**Work request:** Your answer should hold each line of the material that contains the word "data".
☆ ☆ ☆ ☆ ☆ ☆ ☆
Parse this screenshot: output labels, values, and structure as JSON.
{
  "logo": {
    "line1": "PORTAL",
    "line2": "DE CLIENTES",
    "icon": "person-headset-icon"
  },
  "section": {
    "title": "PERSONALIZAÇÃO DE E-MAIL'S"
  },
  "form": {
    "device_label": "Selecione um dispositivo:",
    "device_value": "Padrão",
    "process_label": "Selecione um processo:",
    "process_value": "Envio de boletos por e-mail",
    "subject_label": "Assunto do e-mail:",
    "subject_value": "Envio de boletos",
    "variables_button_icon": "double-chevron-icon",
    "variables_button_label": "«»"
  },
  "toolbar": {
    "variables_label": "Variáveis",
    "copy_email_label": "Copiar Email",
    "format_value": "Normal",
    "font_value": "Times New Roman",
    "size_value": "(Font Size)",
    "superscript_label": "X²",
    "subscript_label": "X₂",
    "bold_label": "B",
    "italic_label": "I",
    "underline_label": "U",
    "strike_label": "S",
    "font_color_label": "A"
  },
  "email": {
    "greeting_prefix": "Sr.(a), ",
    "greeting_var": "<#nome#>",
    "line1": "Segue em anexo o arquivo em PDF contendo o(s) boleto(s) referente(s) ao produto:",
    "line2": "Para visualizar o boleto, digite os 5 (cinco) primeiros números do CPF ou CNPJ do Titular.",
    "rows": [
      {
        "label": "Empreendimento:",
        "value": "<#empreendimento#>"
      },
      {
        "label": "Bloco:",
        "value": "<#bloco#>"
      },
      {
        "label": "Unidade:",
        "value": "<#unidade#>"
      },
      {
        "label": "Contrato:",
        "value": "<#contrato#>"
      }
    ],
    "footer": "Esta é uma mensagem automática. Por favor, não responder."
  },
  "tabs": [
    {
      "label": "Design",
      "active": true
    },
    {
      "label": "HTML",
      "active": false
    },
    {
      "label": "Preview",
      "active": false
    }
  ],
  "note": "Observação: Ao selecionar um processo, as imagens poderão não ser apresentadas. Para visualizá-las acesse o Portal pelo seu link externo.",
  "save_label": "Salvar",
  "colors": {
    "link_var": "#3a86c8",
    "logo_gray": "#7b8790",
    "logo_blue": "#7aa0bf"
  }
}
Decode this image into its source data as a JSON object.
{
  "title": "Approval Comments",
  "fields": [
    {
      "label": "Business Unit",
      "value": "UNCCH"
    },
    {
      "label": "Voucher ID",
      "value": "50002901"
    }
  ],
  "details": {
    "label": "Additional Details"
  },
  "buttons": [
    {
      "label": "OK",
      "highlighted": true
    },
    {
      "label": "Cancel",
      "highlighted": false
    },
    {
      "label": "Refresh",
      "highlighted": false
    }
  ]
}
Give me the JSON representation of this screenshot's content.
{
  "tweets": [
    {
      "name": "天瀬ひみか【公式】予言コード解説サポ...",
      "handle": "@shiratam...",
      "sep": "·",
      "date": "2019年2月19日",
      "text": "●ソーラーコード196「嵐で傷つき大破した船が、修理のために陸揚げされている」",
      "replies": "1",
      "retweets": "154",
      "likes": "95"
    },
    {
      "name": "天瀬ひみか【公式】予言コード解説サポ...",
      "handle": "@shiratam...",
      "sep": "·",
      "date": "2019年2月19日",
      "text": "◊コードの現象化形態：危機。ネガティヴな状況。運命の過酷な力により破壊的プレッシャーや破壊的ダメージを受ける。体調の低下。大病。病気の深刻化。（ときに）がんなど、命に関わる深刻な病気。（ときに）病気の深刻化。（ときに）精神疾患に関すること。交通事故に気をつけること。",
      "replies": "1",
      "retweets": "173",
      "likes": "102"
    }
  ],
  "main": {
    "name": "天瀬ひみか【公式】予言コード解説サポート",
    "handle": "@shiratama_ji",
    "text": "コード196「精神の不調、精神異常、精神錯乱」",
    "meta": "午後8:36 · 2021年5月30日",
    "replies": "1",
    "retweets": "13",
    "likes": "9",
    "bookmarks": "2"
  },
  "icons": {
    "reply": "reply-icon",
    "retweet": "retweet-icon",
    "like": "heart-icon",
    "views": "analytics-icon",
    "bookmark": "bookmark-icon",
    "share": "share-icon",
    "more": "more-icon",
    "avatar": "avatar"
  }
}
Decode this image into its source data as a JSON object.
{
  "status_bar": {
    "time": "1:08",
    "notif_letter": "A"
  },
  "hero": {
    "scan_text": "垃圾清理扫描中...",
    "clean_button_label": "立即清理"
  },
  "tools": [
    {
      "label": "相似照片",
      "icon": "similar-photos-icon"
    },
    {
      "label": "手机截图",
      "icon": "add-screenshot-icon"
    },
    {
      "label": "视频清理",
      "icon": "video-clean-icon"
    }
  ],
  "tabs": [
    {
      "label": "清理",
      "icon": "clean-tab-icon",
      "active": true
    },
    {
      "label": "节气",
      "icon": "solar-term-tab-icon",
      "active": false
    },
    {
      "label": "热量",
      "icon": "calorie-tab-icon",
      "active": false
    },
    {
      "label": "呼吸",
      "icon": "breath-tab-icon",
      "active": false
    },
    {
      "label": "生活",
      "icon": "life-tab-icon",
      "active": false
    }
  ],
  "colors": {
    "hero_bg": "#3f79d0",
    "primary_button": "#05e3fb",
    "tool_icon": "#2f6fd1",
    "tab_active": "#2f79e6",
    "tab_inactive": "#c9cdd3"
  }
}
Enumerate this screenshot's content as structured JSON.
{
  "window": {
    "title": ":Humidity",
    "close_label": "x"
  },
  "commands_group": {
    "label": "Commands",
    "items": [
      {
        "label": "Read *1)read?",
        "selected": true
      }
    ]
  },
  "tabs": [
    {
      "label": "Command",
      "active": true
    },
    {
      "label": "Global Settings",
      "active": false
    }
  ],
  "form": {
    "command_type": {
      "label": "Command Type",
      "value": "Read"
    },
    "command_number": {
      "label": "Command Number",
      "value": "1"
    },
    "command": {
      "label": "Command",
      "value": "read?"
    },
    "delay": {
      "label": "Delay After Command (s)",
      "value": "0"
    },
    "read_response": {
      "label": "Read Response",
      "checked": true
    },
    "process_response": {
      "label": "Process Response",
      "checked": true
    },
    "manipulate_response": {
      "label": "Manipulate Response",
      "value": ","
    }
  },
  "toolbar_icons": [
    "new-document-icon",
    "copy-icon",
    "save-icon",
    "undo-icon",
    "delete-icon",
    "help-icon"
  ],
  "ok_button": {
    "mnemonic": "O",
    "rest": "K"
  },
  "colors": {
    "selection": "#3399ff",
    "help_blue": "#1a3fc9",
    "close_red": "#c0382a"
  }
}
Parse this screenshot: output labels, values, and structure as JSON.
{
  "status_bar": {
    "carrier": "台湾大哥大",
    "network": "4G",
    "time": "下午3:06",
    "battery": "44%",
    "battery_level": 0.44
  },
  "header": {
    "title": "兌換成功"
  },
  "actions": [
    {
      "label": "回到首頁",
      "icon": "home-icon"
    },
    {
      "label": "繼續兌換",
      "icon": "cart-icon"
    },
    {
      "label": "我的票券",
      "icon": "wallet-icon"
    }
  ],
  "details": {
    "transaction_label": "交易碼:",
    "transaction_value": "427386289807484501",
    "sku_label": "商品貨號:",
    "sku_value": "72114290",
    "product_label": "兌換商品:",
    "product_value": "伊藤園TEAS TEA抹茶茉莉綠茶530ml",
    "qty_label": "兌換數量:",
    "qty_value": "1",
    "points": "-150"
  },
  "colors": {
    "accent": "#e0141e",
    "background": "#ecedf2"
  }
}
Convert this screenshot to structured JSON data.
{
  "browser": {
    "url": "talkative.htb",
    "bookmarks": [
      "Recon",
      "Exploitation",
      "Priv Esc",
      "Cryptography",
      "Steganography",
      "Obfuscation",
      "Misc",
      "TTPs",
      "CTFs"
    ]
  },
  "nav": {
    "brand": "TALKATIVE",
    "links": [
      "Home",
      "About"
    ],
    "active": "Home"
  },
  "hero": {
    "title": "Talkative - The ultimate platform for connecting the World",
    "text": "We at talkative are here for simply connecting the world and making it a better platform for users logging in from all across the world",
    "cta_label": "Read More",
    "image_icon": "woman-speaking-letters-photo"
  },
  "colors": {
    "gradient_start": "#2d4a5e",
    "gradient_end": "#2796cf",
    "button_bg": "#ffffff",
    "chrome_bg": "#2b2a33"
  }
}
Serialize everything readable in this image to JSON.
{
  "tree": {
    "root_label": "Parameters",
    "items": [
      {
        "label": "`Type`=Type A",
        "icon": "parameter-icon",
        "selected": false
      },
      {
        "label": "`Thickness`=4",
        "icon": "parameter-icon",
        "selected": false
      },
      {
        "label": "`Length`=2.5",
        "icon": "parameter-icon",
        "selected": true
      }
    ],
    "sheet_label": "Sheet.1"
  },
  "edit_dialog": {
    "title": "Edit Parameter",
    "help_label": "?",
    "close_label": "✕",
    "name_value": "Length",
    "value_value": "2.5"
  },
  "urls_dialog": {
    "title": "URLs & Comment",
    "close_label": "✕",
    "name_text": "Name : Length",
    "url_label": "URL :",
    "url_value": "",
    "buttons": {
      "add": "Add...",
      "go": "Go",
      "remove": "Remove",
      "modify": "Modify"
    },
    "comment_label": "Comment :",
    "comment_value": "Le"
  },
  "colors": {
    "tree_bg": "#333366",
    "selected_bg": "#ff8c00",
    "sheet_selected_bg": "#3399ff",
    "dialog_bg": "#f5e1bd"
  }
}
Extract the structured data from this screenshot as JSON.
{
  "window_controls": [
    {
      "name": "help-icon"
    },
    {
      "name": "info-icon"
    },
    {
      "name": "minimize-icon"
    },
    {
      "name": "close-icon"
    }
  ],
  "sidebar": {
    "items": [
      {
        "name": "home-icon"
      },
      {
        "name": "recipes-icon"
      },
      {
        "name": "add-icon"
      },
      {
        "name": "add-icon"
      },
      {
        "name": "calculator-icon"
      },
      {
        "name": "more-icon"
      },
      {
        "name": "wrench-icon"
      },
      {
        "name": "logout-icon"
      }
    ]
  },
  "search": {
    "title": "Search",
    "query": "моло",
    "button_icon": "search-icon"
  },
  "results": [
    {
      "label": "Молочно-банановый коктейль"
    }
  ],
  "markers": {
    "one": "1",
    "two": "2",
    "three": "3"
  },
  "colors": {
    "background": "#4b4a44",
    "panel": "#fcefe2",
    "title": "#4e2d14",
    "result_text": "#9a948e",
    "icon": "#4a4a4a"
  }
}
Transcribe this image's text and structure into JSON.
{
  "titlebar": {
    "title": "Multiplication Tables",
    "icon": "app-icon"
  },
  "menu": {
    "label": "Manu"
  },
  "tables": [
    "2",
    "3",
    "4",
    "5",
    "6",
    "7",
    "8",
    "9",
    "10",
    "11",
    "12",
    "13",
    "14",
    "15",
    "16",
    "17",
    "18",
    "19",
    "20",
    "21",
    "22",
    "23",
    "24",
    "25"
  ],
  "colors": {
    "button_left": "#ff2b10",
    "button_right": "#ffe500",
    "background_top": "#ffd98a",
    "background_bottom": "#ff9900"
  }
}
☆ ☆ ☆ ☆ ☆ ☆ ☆
**Solution for this exercise:**
Decode this image into its source data as a JSON object.
Decode this image into its source data as a JSON object.
Convert this screenshot to structured JSON data.
Extract the structured data from this screenshot as JSON.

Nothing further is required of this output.